It’s a question I ask myself at least once in a good week, in a bad week 30 or 40 times a day. Am I crazy for putting this much effort into artistic pursuits when hardly anybody is paying attention. Am I crazy because I don’t seem to find fulfillment in the aspects of my life that actually pay the bills and keep me fed. Am I crazy to think I’m good enough to make a living doing the things I love even though at the moment nobody seems to be paying attention. And my answer always is, “I don’t know.”

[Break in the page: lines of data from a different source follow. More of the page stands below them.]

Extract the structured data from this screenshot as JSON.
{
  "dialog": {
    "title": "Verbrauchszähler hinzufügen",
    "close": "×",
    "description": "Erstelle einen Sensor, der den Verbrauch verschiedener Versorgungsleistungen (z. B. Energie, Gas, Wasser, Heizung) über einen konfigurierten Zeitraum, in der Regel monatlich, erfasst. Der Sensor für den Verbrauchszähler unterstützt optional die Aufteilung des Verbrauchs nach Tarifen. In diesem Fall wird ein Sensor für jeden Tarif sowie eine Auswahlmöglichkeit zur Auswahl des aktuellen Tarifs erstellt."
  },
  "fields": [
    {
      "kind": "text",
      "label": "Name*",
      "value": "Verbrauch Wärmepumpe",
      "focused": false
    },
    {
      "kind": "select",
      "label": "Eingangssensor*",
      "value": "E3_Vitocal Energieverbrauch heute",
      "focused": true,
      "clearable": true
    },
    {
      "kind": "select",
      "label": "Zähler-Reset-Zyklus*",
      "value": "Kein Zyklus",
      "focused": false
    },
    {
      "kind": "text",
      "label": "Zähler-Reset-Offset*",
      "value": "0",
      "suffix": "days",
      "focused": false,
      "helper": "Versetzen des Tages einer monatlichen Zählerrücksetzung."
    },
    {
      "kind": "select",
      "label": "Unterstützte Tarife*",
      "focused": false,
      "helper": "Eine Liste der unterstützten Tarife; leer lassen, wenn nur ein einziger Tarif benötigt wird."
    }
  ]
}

I want to be clear, this isn’t about feeling sorry for myself. I like the work I do. I don’t think I’m the best writer or comedian in the world, but I make the jokes I want to hear and write the stories I want to read. In the abstract I’m fairly artistically fulfilled. But self doubt still comes into play when I wonder about the future. Will I ever be able to quit my job and pursue art full time? Do I have the relevant business skills to not tank my career even if I am given a shot at “The Big Time?” Can I justify putting this much time and effort into things that may never come to monetary fruition when I have a wife I love and want to spend time with? And still the answer is “I don’t know.”
I know I’m not really breaking new ground here, we’ve all seen talk show interviews or listened to podcasts with successful artists talking about the uncertainty they felt early on in their careers, but for them, it’s always a story of triumph. The message is almost always, “Stick it out long enough and your dreams will come true.” Statistically speaking that just isn’t the case.
Hundreds of books appear in the Kindle store every day, but coming from self published indie authors or through traditional publishing houses most don’t recoup expenses and even fewer generate the kind of profits that a person can live on. In a pre-pandemic world, thousands of comedians took to the stage every night, some at Carnegie Hall, many at comedy clubs, but most at little bar shows or illegal basement venues. Some of those kids at basement shows have the talent of any comedian at the clubs, a few I’ve seen are as funny as any stadium act. Most of them will never see Carnegie Hall whether they deserve it or not.
They’re stories will never get told and I think that’s sad. Not just because it gives society a false narrative about hard working talented people always getting what they deserve (that social issue is being addressed by folks far more qualified than I) but because the world at large is deprived of the beauty they have to offer. And maybe even sadder for process nerds like me, their story never gets told.
But I’ve gone a little far afield of my initial point, sorry guys when you set out to write three blogs about being a creative a month you wind up rambling a fair bit. Am I crazy? I still don’t know. I do know I couldn’t live any other way even if I wanted to. So come wild success or abject critical and monetary failure I’m going to keep making things. If you are in the same boat I hope reading this at least gives you a sense of solidarity and if you’re a creative just brimming with confidence and certainty about your inevitable success… fuck you, I guess.
Kidding, I’m just jealous.
Thanks for reading what is essentially just a journal entry. If you enjoyed it, hit that like button and leave a comment. If you’d like to check out more of my weird stories and musings about life, the universe, and the meaning of existence, then subscribe to Mindful of Madness. Also there is now a mindful of madness podcast where I interview other creatives about their process, you should check it out on your preferred podcast app. You can also find me on twitter @drewjokeringram or on Instagram @andrewingram88. And finally my comedy album, “This Was A Bad Idea” is on Spotify, iTunes or pretty much anywhere else you listen to music. Thanks, my self-esteem depends on you.